Finally, in light of the recent trend of event-driven D&O claims, one could envision a claim against an organization and its directors and officers alleging breaches of fiduciary duties or misrepresentations to investors as a result of a mandated COVID-19 corporate vaccination policy. Such a suit could allege that the organization misrepresented the safety or necessity of its vaccination protocol, or that the board failed in its oversight duties by turning a blind eye to systemic discrimination at the management level.
Even if an organization follows all federal, state and local laws and guidance around mandating COVID-19 vaccines, accommodates employees seeking exemptions, and acts with the utmost prudence, it may still be sued. It is important to consider that any claim will cost money to defend as the company will most likely need to retain an attorney to respond. A claim linked to the controversial issue of mandating vaccinations could also have the unwanted repercussion of generating negative publicity against the company since lawsuits filed in U.S. courts are generally accessible to the public. Finally, as we remain in a hard underwriting market for financial lines coverages, any claim reported to an insurance carrier might also result in an increase of policy premium at renewal, particularly if the insurance company pays out on the claim.
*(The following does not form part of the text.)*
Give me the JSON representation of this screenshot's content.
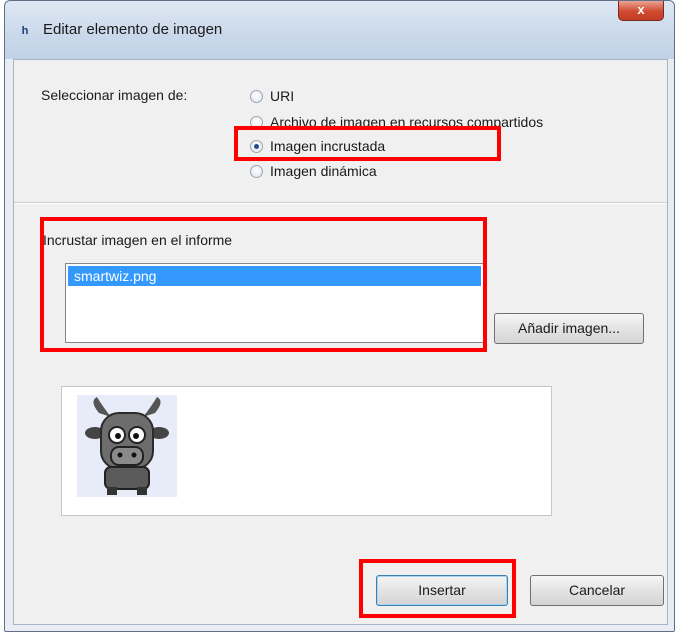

As organizations continue to navigate the ever-evolving landscape of COVID-related liabilities, the types of claims outlined above are a reminder that securing broad management liability, EPLI, D&O and cyber coverage is critical to an organization’s risk management and balance sheet protection. Lockton stands ready with the expertise and resources to assist clients who wish to review or expand their coverages in light of potential COVID-19 exposures, file a claim with their management liability carriers, or answer any of their insurance-related questions.
1 Such as the Occupational Safety and Health Administration (OSHA), the Centers for Disease Control and Prevention (CDC), and the United States Department of Labor (DOL).
2 The EEOC is the federal agency responsible for enforcing workplace anti-discrimination laws.
3 See, https://www.eeoc.gov/wysk/what-you-should-know-about-covid-19-and-ada-rehabilitation-act-and-other-eeo-laws
4 Under the ADA, “undue hardship” means a significant difficulty or expense on the company.